    Rush has a radio appeal. He knows his business.

    Ultimately, all political theory/application is under the sun and wears out with using. All of it limited. All of it is apt to lack humility just as each of us.

    Whenever we are found ascribing to our own works/wisdom some degree of inherent sacredness…we’ve begun to lose our way. Rush (like Hannity) have gone so far as to state explicitely or by implication that the Constitution is a Sacred Document. We know it isn’t, but too many of those who claim the name of Christ are willing to go along with this sort of thing in order to fend off those *terrible* liberals.

    Funny thing is (actually it’s sad), that, both conservativism and liberalism are of this world but both go on and on as if they were heaven sent. Fact is, even at their best they are dependent upon one another to continue there relatively short existence here. Meaning, they keep one another in check as it were. In a Fallen world that’s essential!

    Let us remember, the whole notion (of earthly government) operates on the principle of compromise, and rightly so. And, this distinguishes all earthly government from that everlasting government in which there is absolutely no compromise. To mingle the two realms is to diminish the ultimate value of both.

  21. Mark:

    I appreciate JMJR’s comment about the tension inherent in Limbaugh’s point of view. Reading Niall Furguson’s The Ascent of Money has once again reminded me that our financial system (and our politics) reflects and magnifies the confraternity of the human type — the universal democracy of sinners. While I decry Limbaugh’s seemingly embrace of progress and limitlessness, I stand with JMJR in his defense of Mr. Limbaugh’s apologetic against the idolatry of the State.

  22. Dan Conine:

    I used to listen to Rush L for a while, but I had to stop because I couldn’t stand the commercials or the repetitiveness, and because I get real paranoid when people tell me what I think I want to hear.

    Rush Limbaugh believes only in Rush Limbaugh. He is an entertainer, not a guru. His daily extended (OMG! boring) rants are contrived to play the same strings as the advertisers on his program. The entire show is a sales pitch for Rush Limbaugh. It sounds like the sea stories on long boring night shifts in the Navy. Someone said “Rush Limbaugh believes in personal limits.” LOL! Yeah, as long as they are YOUR personal limits, not his. There is no limit to how much money one can make when preaching to people who think they want to spend money on telling each other how ‘right’ they are.
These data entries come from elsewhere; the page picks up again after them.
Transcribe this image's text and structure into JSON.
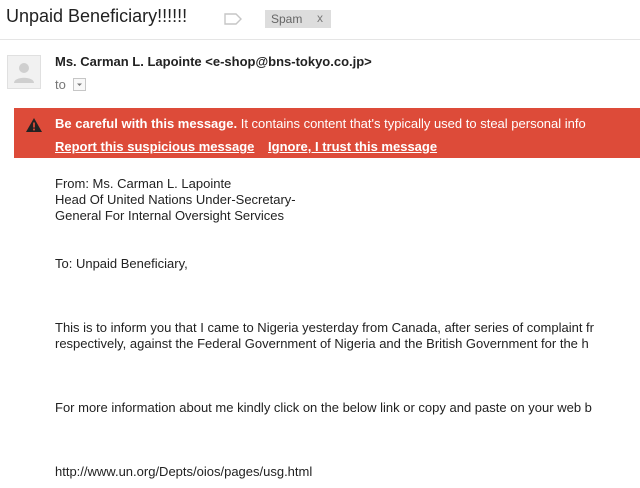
{
  "email": {
    "subject": "Unpaid Beneficiary!!!!!!",
    "label_chip": "Spam",
    "label_chip_close": "x",
    "sender": "Ms. Carman L. Lapointe <e-shop@bns-tokyo.co.jp>",
    "recipient_prefix": "to"
  },
  "warning": {
    "title": "Be careful with this message.",
    "text": "It contains content that's typically used to steal personal info",
    "report_link": "Report this suspicious message",
    "ignore_link": "Ignore, I trust this message",
    "background_color": "#dd4b39"
  },
  "body": {
    "from_lines": [
      "From: Ms. Carman L. Lapointe",
      "Head Of United Nations Under-Secretary-",
      "General For Internal Oversight Services"
    ],
    "to_line": "To: Unpaid Beneficiary,",
    "paragraph1_lines": [
      "This is to inform you that I came to Nigeria yesterday from Canada, after series of complaint fr",
      "respectively, against the Federal Government of Nigeria and the British Government for the h"
    ],
    "paragraph2": "For more information about me kindly click on the below link or copy and paste on your web b",
    "link": "http://www.un.org/Depts/oios/pages/usg.html"
  },
  "icons": {
    "label": "label-icon",
    "avatar": "person-icon",
    "details": "chevron-down-icon",
    "warning": "warning-triangle-icon"
  }
}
    The only true evil in the world is an action taken based on blind faith. Whether that faith is in gods, guns, government or gurus, if you do something without questioning your premises, you are taking steps toward evil things.

    I’m so far right, I’m left. Follow the logic as you have done above, and Limbaugh Conservatism leads nowhere. Government is by the consent of the governed. When the group decides that the individual can’t consent to be governed, then the group is just as wrong as the individual who decides that everyone must consent to be governed. The relationship between the individual and society is an education issue. Usefulness is at stake: the usefulness of the human race and the individuals who choose (mostly) to be part of civil society. If we can’t put to rest the most basic concepts of governance, how are we supposed to get on with living usefully?

    Talk radio is like junk mail: most people should just throw it out, and those who choose to embrace it need to understand the consequences of believing “They wouldn’t LIE to me!.”
    Limbaugh is great at telling us the not-quite-complete information that is just enough to justify our not-quite-complete reasoning so that we feel good about ourselves and call the number for the Bose radio or vitamin pills that will make us feel even better (but not quite as good as Percocet)

  23. Sean O:

    Dan Conine & others,

    You are spot on. Rush is about Rush. He is a salesman & an entertainer. God help those who seek more in this blowhard.
    Ayn Rand is his only light. Rush worships at the foot of Mammon. His only goal is self service.

    And unlike the poor misguided, unlearned sheep that follow him, Rush knows exactly what he is doing.

Leave a comment